↓
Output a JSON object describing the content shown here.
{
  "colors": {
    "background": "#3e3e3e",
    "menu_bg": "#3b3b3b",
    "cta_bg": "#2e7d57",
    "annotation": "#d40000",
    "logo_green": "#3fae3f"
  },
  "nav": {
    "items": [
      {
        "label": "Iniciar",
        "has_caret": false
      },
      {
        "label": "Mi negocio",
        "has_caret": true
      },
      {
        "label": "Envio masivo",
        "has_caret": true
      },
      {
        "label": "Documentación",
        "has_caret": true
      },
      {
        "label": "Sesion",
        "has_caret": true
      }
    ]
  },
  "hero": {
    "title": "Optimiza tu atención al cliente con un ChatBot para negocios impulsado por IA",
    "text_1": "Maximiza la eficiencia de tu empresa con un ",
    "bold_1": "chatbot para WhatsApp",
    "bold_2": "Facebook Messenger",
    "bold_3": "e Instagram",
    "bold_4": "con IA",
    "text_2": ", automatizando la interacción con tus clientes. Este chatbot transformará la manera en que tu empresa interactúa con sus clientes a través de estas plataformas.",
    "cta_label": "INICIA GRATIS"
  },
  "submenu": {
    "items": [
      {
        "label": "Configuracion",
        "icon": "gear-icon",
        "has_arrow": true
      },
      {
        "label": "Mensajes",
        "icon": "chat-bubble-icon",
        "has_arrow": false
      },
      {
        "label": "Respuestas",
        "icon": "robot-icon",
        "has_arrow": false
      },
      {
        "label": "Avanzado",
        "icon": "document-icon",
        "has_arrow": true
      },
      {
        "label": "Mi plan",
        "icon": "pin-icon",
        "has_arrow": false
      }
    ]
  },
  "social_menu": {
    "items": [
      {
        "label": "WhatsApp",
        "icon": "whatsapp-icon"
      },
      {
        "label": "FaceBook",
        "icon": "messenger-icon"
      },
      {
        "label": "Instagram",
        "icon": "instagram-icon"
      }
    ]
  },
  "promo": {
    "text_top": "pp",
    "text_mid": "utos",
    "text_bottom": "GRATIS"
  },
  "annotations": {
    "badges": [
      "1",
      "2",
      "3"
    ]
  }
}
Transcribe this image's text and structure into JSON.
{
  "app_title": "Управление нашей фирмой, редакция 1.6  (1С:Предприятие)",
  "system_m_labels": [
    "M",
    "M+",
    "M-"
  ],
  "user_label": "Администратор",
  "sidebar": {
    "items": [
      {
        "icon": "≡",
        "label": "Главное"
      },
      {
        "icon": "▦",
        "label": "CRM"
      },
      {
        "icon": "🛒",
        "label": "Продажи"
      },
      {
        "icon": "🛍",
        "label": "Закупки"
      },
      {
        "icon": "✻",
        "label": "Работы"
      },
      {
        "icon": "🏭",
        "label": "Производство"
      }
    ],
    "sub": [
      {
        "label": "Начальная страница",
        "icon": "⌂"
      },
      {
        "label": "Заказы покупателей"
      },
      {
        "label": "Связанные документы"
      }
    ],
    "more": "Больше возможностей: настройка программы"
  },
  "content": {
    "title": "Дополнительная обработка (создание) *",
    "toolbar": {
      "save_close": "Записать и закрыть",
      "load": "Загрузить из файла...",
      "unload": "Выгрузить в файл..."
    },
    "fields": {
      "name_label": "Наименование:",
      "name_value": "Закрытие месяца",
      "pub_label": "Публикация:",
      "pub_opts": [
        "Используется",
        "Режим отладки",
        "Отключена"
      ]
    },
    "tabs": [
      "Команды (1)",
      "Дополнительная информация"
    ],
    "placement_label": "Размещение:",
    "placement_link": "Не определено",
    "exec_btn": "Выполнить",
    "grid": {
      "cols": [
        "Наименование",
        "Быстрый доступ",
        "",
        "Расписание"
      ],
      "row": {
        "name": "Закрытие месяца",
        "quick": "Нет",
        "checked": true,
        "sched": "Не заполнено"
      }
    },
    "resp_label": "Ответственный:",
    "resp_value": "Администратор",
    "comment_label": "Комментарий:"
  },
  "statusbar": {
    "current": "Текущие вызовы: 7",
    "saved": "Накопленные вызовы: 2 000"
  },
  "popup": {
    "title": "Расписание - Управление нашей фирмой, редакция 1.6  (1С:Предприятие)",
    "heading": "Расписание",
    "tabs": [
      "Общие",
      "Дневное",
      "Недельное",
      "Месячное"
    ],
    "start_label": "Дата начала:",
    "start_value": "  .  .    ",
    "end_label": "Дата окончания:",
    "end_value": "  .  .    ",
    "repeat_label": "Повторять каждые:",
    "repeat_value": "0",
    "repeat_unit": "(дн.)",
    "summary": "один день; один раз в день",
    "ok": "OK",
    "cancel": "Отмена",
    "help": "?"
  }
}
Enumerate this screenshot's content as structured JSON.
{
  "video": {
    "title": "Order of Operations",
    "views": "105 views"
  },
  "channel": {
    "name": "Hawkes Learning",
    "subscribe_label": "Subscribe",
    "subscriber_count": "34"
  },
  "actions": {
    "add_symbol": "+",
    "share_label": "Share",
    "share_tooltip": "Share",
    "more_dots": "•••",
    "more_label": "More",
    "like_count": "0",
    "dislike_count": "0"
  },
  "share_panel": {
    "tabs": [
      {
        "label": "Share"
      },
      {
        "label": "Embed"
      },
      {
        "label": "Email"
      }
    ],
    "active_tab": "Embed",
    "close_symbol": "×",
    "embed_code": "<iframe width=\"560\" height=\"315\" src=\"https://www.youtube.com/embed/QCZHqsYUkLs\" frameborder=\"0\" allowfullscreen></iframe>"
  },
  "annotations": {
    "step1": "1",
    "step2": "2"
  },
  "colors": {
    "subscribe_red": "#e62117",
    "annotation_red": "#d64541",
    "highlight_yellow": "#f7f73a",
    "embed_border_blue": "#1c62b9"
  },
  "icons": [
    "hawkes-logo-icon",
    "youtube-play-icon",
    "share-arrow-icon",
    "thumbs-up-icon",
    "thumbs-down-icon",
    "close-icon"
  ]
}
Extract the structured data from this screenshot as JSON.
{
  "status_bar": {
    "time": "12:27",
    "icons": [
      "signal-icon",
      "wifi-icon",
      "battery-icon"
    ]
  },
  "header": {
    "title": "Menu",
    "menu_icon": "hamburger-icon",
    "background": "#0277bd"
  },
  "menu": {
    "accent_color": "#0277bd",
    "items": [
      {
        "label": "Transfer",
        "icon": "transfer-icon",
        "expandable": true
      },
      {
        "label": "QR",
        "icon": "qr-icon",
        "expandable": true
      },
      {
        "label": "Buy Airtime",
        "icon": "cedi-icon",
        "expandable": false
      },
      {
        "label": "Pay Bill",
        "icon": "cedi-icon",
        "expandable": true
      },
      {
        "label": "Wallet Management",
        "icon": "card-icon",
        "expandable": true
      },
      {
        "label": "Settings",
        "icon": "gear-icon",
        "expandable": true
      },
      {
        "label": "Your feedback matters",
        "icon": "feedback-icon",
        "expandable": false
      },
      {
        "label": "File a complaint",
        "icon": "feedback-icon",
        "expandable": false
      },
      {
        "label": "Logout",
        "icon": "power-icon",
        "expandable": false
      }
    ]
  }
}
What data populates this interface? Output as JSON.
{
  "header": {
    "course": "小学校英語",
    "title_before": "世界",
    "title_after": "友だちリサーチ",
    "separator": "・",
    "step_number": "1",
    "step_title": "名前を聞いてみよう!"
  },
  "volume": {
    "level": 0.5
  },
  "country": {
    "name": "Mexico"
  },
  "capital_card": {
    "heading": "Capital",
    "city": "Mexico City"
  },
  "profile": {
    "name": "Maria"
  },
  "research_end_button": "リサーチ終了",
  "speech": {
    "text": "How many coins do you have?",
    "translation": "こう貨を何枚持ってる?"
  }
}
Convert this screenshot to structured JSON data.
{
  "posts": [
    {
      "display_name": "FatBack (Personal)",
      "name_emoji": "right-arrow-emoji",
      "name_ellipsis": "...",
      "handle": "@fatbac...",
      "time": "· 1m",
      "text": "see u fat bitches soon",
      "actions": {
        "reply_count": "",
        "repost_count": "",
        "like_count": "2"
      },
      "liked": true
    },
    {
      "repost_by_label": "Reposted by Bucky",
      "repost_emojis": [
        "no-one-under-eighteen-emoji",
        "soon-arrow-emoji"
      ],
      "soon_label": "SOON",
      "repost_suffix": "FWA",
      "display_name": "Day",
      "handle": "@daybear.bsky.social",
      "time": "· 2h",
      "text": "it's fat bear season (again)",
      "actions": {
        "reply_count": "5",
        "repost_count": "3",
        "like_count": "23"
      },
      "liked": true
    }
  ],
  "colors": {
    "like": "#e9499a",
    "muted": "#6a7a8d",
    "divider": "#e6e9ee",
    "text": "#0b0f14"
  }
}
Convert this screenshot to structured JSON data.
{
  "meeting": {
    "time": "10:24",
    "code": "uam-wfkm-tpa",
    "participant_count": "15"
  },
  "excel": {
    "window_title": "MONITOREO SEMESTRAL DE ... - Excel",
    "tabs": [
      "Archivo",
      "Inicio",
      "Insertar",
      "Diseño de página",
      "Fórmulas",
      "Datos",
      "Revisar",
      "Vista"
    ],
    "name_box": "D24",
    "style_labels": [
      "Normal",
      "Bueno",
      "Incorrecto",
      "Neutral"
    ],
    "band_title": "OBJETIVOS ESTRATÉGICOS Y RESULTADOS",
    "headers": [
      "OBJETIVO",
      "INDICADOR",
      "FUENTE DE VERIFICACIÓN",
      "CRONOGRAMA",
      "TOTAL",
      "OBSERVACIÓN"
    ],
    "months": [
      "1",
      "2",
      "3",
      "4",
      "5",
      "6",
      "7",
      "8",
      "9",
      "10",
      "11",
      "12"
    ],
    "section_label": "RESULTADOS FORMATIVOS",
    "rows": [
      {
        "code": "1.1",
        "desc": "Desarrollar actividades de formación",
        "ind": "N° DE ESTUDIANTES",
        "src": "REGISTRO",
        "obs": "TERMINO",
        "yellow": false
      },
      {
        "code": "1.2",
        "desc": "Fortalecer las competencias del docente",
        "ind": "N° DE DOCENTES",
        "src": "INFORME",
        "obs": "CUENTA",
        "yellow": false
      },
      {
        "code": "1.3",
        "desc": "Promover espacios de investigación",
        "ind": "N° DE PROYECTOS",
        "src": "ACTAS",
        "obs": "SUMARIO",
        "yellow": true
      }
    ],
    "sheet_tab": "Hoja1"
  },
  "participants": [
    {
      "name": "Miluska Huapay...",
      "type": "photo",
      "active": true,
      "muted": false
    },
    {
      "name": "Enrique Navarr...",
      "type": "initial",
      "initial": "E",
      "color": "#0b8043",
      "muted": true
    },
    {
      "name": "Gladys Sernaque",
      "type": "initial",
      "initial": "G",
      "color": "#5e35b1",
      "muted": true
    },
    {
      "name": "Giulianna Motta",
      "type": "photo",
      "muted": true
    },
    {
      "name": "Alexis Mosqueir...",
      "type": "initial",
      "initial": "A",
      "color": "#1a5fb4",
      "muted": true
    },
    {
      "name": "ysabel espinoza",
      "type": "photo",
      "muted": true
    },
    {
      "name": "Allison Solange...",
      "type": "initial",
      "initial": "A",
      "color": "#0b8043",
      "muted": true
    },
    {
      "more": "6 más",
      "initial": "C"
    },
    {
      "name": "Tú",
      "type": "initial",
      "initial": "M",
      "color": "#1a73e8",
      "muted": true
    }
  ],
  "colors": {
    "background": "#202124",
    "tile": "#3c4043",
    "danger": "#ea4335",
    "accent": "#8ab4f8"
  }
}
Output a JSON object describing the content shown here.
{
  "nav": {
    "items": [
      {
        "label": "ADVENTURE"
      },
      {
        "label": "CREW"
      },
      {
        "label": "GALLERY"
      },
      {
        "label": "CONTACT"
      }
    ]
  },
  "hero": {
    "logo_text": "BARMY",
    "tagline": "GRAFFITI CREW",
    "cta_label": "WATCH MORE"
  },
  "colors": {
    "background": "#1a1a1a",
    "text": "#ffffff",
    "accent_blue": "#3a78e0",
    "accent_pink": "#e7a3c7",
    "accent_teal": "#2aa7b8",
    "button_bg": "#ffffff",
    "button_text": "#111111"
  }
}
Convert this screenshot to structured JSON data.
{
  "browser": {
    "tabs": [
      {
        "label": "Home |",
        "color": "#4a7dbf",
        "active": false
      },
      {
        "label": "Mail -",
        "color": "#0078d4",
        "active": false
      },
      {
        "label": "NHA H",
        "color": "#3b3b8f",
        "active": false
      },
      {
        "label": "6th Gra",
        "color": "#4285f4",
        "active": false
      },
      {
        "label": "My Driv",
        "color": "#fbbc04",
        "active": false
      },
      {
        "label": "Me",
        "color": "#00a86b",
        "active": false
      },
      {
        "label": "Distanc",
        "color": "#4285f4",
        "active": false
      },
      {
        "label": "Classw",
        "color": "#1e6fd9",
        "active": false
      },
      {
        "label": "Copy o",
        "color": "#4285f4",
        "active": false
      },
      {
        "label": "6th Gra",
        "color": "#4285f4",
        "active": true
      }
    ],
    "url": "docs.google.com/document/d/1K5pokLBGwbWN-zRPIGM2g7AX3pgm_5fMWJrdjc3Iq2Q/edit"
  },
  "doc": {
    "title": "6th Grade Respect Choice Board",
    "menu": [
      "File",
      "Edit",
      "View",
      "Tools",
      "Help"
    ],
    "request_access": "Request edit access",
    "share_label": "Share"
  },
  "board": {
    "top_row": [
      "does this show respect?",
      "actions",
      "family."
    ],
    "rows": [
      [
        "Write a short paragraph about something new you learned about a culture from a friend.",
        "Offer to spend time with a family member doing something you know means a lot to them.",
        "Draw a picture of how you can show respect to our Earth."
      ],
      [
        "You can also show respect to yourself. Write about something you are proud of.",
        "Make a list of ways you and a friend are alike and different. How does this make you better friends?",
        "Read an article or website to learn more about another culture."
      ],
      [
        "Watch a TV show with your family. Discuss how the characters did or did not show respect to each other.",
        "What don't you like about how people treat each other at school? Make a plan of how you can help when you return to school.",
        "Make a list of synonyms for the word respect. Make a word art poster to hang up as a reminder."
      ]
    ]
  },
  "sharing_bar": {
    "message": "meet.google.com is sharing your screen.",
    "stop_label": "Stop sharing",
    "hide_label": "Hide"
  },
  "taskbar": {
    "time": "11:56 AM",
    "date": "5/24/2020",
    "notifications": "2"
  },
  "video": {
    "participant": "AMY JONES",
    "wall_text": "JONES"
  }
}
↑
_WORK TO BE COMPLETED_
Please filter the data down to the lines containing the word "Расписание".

_RESPONSE BELOW_
        "Расписание"
    "title": "Расписание - Управление нашей фирмой, редакция 1.6  (1С:Предприятие)",
    "heading": "Расписание",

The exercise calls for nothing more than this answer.